By Gwladys Fouche
OSLO (Reuters) - The laureate of the 2020 Nobel Peace Prize, one of the world's top accolades, will be announced on Friday in Oslo. Here is a look at how the award works:
WHO CAN WIN?
The prize should go to the person "who has done the most or best to advance fellowship among nations, the abolition or reduction of standing armies, and the establishment and promotion of peace congresses", according to the will of Swedish industrialist Alfred Nobel, the inventor of dynamite, who founded the awards.
Thousands of people can propose names: members of governments and parliaments; current heads of state; university professors of history, social sciences, law and philosophy; and former Nobel Peace Prize laureates, among others.
The Norwegian Nobel Committee, which consists of five individuals appointed by the Norwegian Parliament. They are often retired politicians, but not always. The current committee is led by a lawyer and includes two academics.
They are all put forward by Norwegian political parties and their appointments reflect the balance of power in parliament.
HOW DO THEY DECIDE?
Nominations close on Jan. 31. Members of the committee can make their own nominations, no later than at the first meeting of the committee in February.
They discuss all the nominations, then establish a shortlist. Each nominee is then assessed and examined by a group of permanent advisers and other experts.
The committee meets roughly once a month to discuss the nominations. They usually make their decision at the final committee meeting, which tends to be at the beginning of October.
The committee seeks to get a consensus on its selection.
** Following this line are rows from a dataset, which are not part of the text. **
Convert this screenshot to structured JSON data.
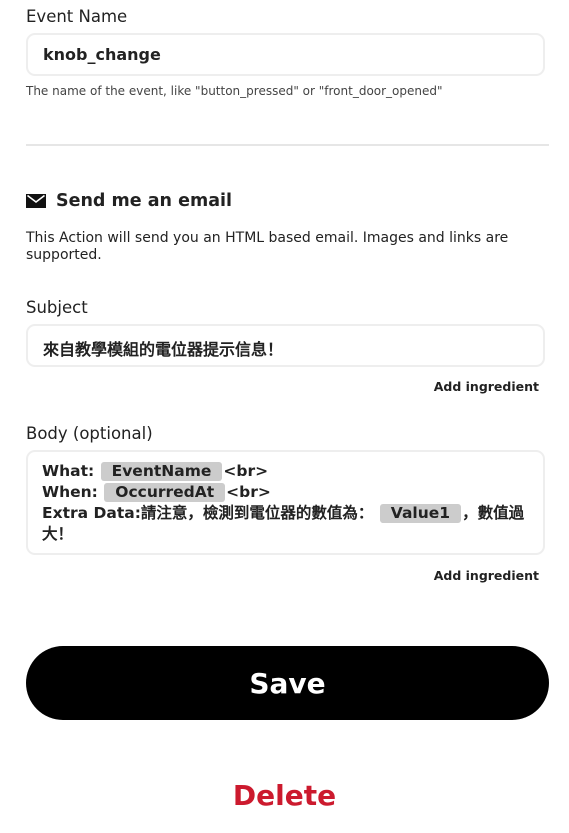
{
  "event_name": {
    "label": "Event Name",
    "value": "knob_change",
    "helper": "The name of the event, like \"button_pressed\" or \"front_door_opened\""
  },
  "action": {
    "icon": "envelope-icon",
    "title": "Send me an email",
    "description": "This Action will send you an HTML based email. Images and links are supported."
  },
  "subject": {
    "label": "Subject",
    "value": "來自教學模組的電位器提示信息！",
    "add_ingredient": "Add ingredient"
  },
  "body": {
    "label": "Body (optional)",
    "line1_prefix": "What: ",
    "line1_chip": "EventName",
    "line1_suffix": "<br>",
    "line2_prefix": "When: ",
    "line2_chip": "OccurredAt",
    "line2_suffix": "<br>",
    "line3_prefix": "Extra Data:請注意，檢測到電位器的數值為：",
    "line3_chip": "Value1",
    "line3_suffix": "，數值過大！",
    "add_ingredient": "Add ingredient"
  },
  "buttons": {
    "save": "Save",
    "delete": "Delete"
  },
  "colors": {
    "save_background": "#000000",
    "delete_text": "#cc1a2e",
    "chip_background": "#cccccc"
  }
}
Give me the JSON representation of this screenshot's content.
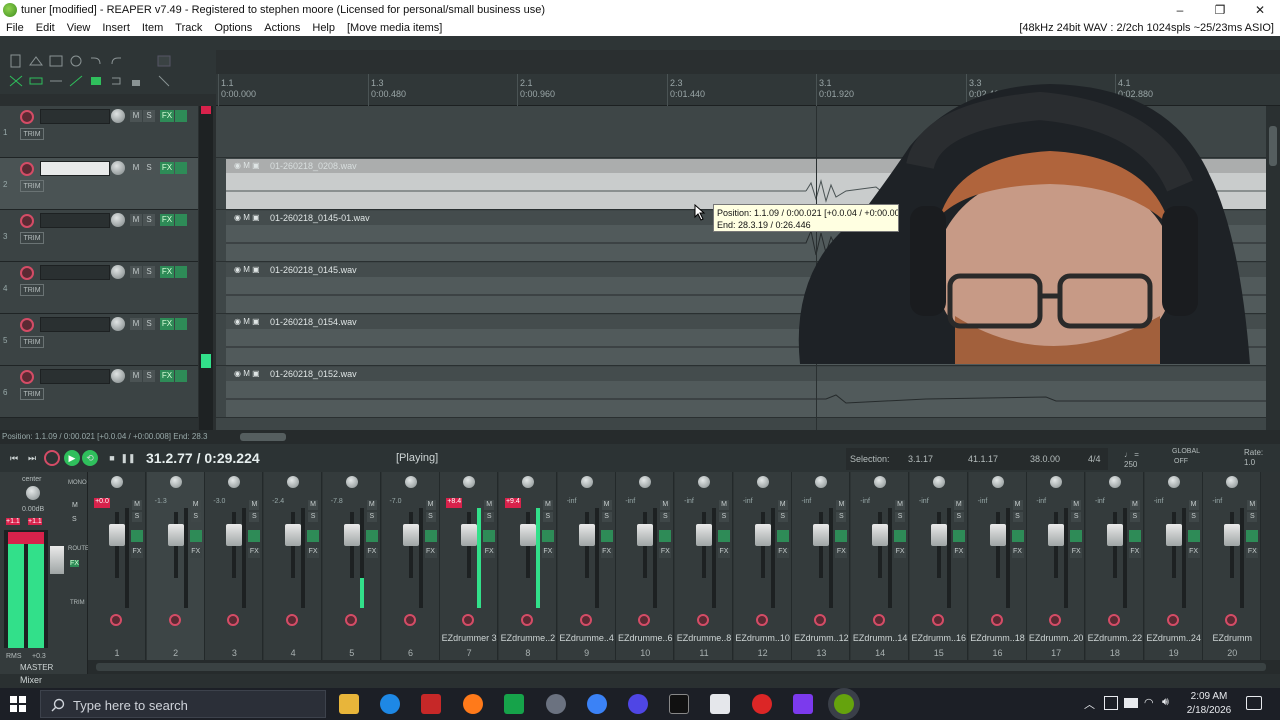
{
  "window": {
    "title": "tuner [modified] - REAPER v7.49 - Registered to stephen moore (Licensed for personal/small business use)",
    "controls": [
      "–",
      "❐",
      "✕"
    ]
  },
  "menu": {
    "items": [
      "File",
      "Edit",
      "View",
      "Insert",
      "Item",
      "Track",
      "Options",
      "Actions",
      "Help",
      "[Move media items]"
    ],
    "audio_status": "[48kHz 24bit WAV : 2/2ch 1024spls ~25/23ms ASIO]"
  },
  "ruler": {
    "bars": [
      "1.1",
      "1.3",
      "2.1",
      "2.3",
      "3.1",
      "3.3",
      "4.1"
    ],
    "times": [
      "0:00.000",
      "0:00.480",
      "0:00.960",
      "0:01.440",
      "0:01.920",
      "0:02.400",
      "0:02.880"
    ]
  },
  "tracks": [
    {
      "num": "1",
      "selected": false,
      "item": "",
      "trim_label": "TRIM"
    },
    {
      "num": "2",
      "selected": true,
      "item": "01-260218_0208.wav",
      "trim_label": "TRIM"
    },
    {
      "num": "3",
      "selected": false,
      "item": "01-260218_0145-01.wav",
      "trim_label": "TRIM"
    },
    {
      "num": "4",
      "selected": false,
      "item": "01-260218_0145.wav",
      "trim_label": "TRIM"
    },
    {
      "num": "5",
      "selected": false,
      "item": "01-260218_0154.wav",
      "trim_label": "TRIM"
    },
    {
      "num": "6",
      "selected": false,
      "item": "01-260218_0152.wav",
      "trim_label": "TRIM"
    }
  ],
  "tcp_buttons": {
    "mute": "M",
    "solo": "S",
    "fx": "FX"
  },
  "tooltip": {
    "line1": "Position: 1.1.09 / 0:00.021 [+0.0.04 / +0:00.008]",
    "line2": "End: 28.3.19 / 0:26.446"
  },
  "hscroll_status": "Position: 1.1.09 / 0:00.021 [+0.0.04 / +0:00.008] End: 28.3",
  "transport": {
    "time": "31.2.77 / 0:29.224",
    "state": "[Playing]",
    "selection_label": "Selection:",
    "sel_start": "3.1.17",
    "sel_end": "41.1.17",
    "sel_length": "38.0.00",
    "time_sig": "4/4",
    "bpm": "250",
    "global_label": "GLOBAL",
    "global_state": "OFF",
    "rate_label": "Rate:",
    "rate_value": "1.0"
  },
  "master": {
    "pan_label": "center",
    "vol": "0.00dB",
    "peak_l": "+1.1",
    "peak_r": "+1.1",
    "rms_label": "RMS",
    "rms_value": "+0.3",
    "name": "MASTER",
    "buttons": [
      "MONO",
      "M",
      "S",
      "ROUTE",
      "FX",
      "TRIM"
    ]
  },
  "strips": [
    {
      "num": "1",
      "name": "",
      "vol": "+0.0",
      "hot": true,
      "meter": 0
    },
    {
      "num": "2",
      "name": "",
      "vol": "-1.3",
      "hot": false,
      "meter": 0
    },
    {
      "num": "3",
      "name": "",
      "vol": "-3.0",
      "hot": false,
      "meter": 0
    },
    {
      "num": "4",
      "name": "",
      "vol": "-2.4",
      "hot": false,
      "meter": 0
    },
    {
      "num": "5",
      "name": "",
      "vol": "-7.8",
      "hot": false,
      "meter": 0.3
    },
    {
      "num": "6",
      "name": "",
      "vol": "-7.0",
      "hot": false,
      "meter": 0
    },
    {
      "num": "7",
      "name": "EZdrummer 3",
      "vol": "+8.4",
      "hot": true,
      "meter": 1.0
    },
    {
      "num": "8",
      "name": "EZdrumme..2",
      "vol": "+9.4",
      "hot": true,
      "meter": 1.0
    },
    {
      "num": "9",
      "name": "EZdrumme..4",
      "vol": "-inf",
      "hot": false,
      "meter": 0
    },
    {
      "num": "10",
      "name": "EZdrumme..6",
      "vol": "-inf",
      "hot": false,
      "meter": 0
    },
    {
      "num": "11",
      "name": "EZdrumme..8",
      "vol": "-inf",
      "hot": false,
      "meter": 0
    },
    {
      "num": "12",
      "name": "EZdrumm..10",
      "vol": "-inf",
      "hot": false,
      "meter": 0
    },
    {
      "num": "13",
      "name": "EZdrumm..12",
      "vol": "-inf",
      "hot": false,
      "meter": 0
    },
    {
      "num": "14",
      "name": "EZdrumm..14",
      "vol": "-inf",
      "hot": false,
      "meter": 0
    },
    {
      "num": "15",
      "name": "EZdrumm..16",
      "vol": "-inf",
      "hot": false,
      "meter": 0
    },
    {
      "num": "16",
      "name": "EZdrumm..18",
      "vol": "-inf",
      "hot": false,
      "meter": 0
    },
    {
      "num": "17",
      "name": "EZdrumm..20",
      "vol": "-inf",
      "hot": false,
      "meter": 0
    },
    {
      "num": "18",
      "name": "EZdrumm..22",
      "vol": "-inf",
      "hot": false,
      "meter": 0
    },
    {
      "num": "19",
      "name": "EZdrumm..24",
      "vol": "-inf",
      "hot": false,
      "meter": 0
    },
    {
      "num": "20",
      "name": "EZdrumm",
      "vol": "-inf",
      "hot": false,
      "meter": 0
    }
  ],
  "mixer_tab": "Mixer",
  "taskbar": {
    "search_placeholder": "Type here to search",
    "time": "2:09 AM",
    "date": "2/18/2026"
  },
  "colors": {
    "accent_green": "#32e08a",
    "record_red": "#d44c66",
    "hot_red": "#d8224b"
  }
}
If it can't, the decision is reached by majority vote.
The last time a member quit in protest was in 1994, because Palestinian leader Yasser Arafat shared the prize with Israel's Shimon Peres and Yitzhak Rabin.
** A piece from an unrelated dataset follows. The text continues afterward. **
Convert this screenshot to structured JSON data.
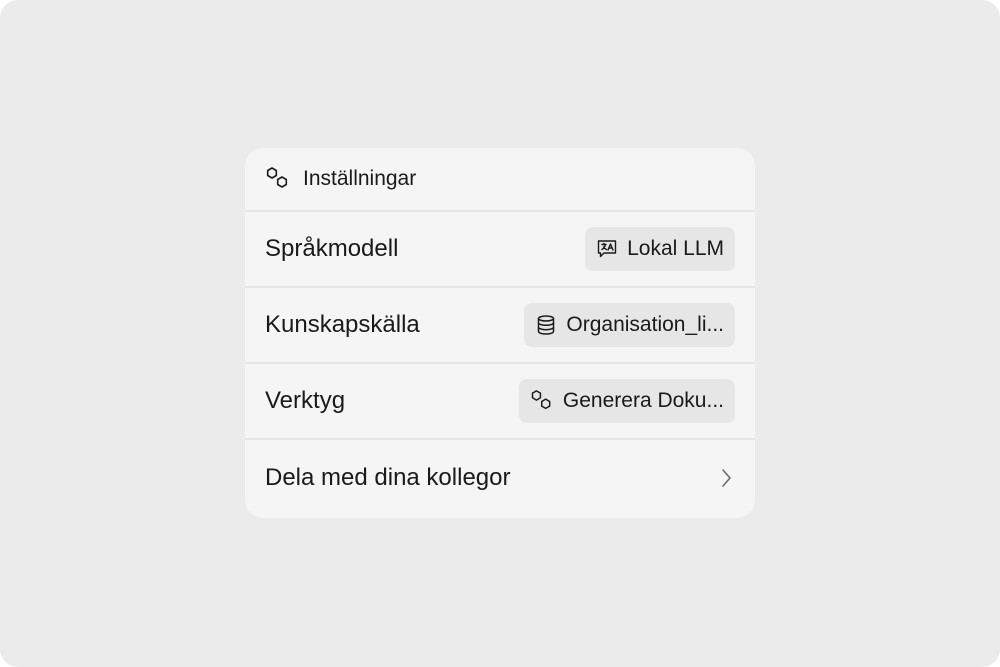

WHO IS NOMINATED?
Nominations are secret for 50 years, but those who nominate can choose to divulge their choices.
The only thing the Norwegian Nobel Committee will comment on is the number of candidates. This year, there are 318 contenders - 211 individuals and 107 organisations.
Those we know are nominated are Greta Thunberg and Fridays for Future, NATO, the European Court of Human Rights, Julian Assange, Edward Snowden and Chelsea Manning, the "people of Hong Kong" and jailed Saudi activist Loujain al-Hathloul.
Other possible contenders, if they are nominated, are Reporters Without Borders, the Committee to Protect Journalists, Angela Merkel, the World Health Organization and its director Tedros Adhanom Ghebreyesus.
IS DONALD TRUMP NOMINATED?
He may be, but we don't know. He is nominated for next year's prize, by a Norwegian lawmaker and a Swedish parliamentarian, separately, for helping broker a deal between Israel and the United Arab Emirates, and for peacemaking efforts in the Balkans.
WHAT DOES THE LAUREATE GET?
A medal, a diploma, ten million Swedish crowns ($1.10 million) - and immediate global attention.
South African Archbishop Desmond Tutu, the 1984 laureate, has said becoming a Nobel laureate was a double-edged sword. "One day no one was listening. The next, I was an oracle," he is quoted as saying in his authorised biography.
WHEN IS THE CEREMONY?
It will take place on Dec. 10, the anniversary of Alfred Nobel's death.
This year, due to coronavirus restrictions, it will be held in the Court of the University of Oslo, with around 100 guests only, rather than at the bigger Oslo City Hall, where it has been held since 1989.
(Editing by Mike Collett-White)